United Airlines had a previously unreported near-miss At Honolulu Airport that was brought to the public’s attention by the FAA today. The Federal Aviation Administration’s acting administrator said that an industry safety summit is now being called for March, based partly on the airline near-miss that took place at Honolulu Airport (HNL).
FAA’s Billy Nolen announced the review as well as a National Transporation Safety Board investigation into the incident that took place in January. It is the third recent near-catastrophic miss, with the other two incidents occurring in New York and Texas.
United Airlines Honolulu runway incursion leads to NTSB investigation.
The NTSB will investigate the January 23, 2023 incident in which a UAL Boeing 777 widebody jet crossed the runway at HNL that a Kamaka Air cargo plane was in the process of landing on. The other aircraft was a Cessna 208B Grand Caravan. Grand Caravans are standard passenger and cargo planes at Hawaii’s airports and are also used extensively by Mokulele Airlines.
Recent events remind us that we must not become complacent. Now is the time to stare into the data and ask hard questions. — FAA Acting Director.
This comes after the House Transportation committee last week expressed its concerns about the FAA’s management and safety issues. The FAA is currently without an official agency head, pending senate confirmation.
The FAA safety summit will take place in March and brings together industry leaders, including airline unions. FAA said this is needed as safety controls “appear to be not as effective as they once were.”
In the meantime, NTSB’s Peter Knudson said that the runway incursion at HNL presented a “significant risk of a catastrophic outcome.” The other two incidents also fell into that category.
NTSB will investigate Maui flight that came within 750′ of impacting the Pacific Ocean.

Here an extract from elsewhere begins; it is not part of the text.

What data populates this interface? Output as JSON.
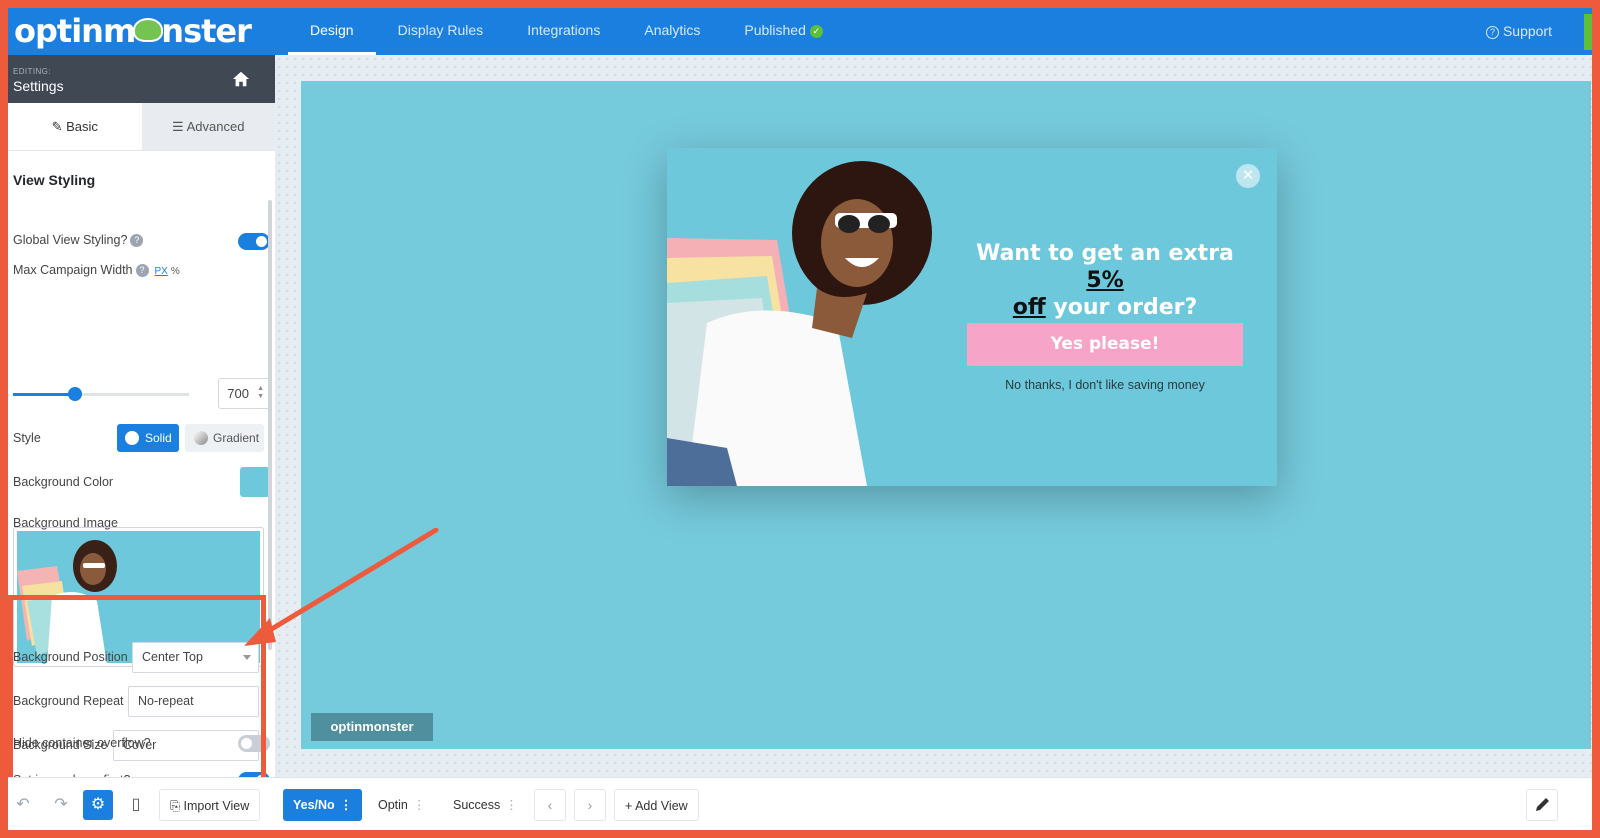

At the same time, it was announced that NTSB will look into the UAL 777 that dove to within 750′ of impacting the ocean following takeoff from Maui. The FAA previously investigated the incident but didn’t provide any reporting thereon. The details of that incident will soon also come to light.
The NTSB plans to issue a preliminary report on the Maui event within two to three weeks. NTSB will interrogate UAL prior to deciding on a formal investigation launch.
The other two recent near misses.
The FAA is investigating the near miss that took place at JFK earlier this month when two airliners nearly collided on the runway. One of the aircraft aborted takeoff while traveling more than 100 mph. The American Airlines plane crossed a runway without permission. A Delta Airlines plane was in the process of taking off at that exact time.
The American pilots “refused to be interviewed” about the incident according to the NTSB, as they did not wish their statements to be recorded. NTSB said recording interviews is a “longstanding practice” however. Delt provided written statements to NTSB.
What are runway incursions?
A runway incursion is anytime there is an incorrect presence of an aircraft (in this case) on the runway. The federal government says that there are four types of such incidents:
- Category A is a serious incident in which a collision was narrowly avoided.
- Category B is an incident in which separation decreases and there is a significant potential for collision, which may result in a time-critical corrective/evasive response to avoid a collision.
- Category C is an incident characterized by ample time and/or distance to avoid a collision.
- Category D is an incident that meets the definition of runway incursion, such as incorrect presence of a single vehicle/person/aircraft on the protected area of a surface designated for the landing and take-off of aircraft but with no immediate safety consequences.
The FAA has not said which category the UAL Honolulu incident fits in. But their characterization is that of it having catastrophic potential.
This is a developing story. Please check back.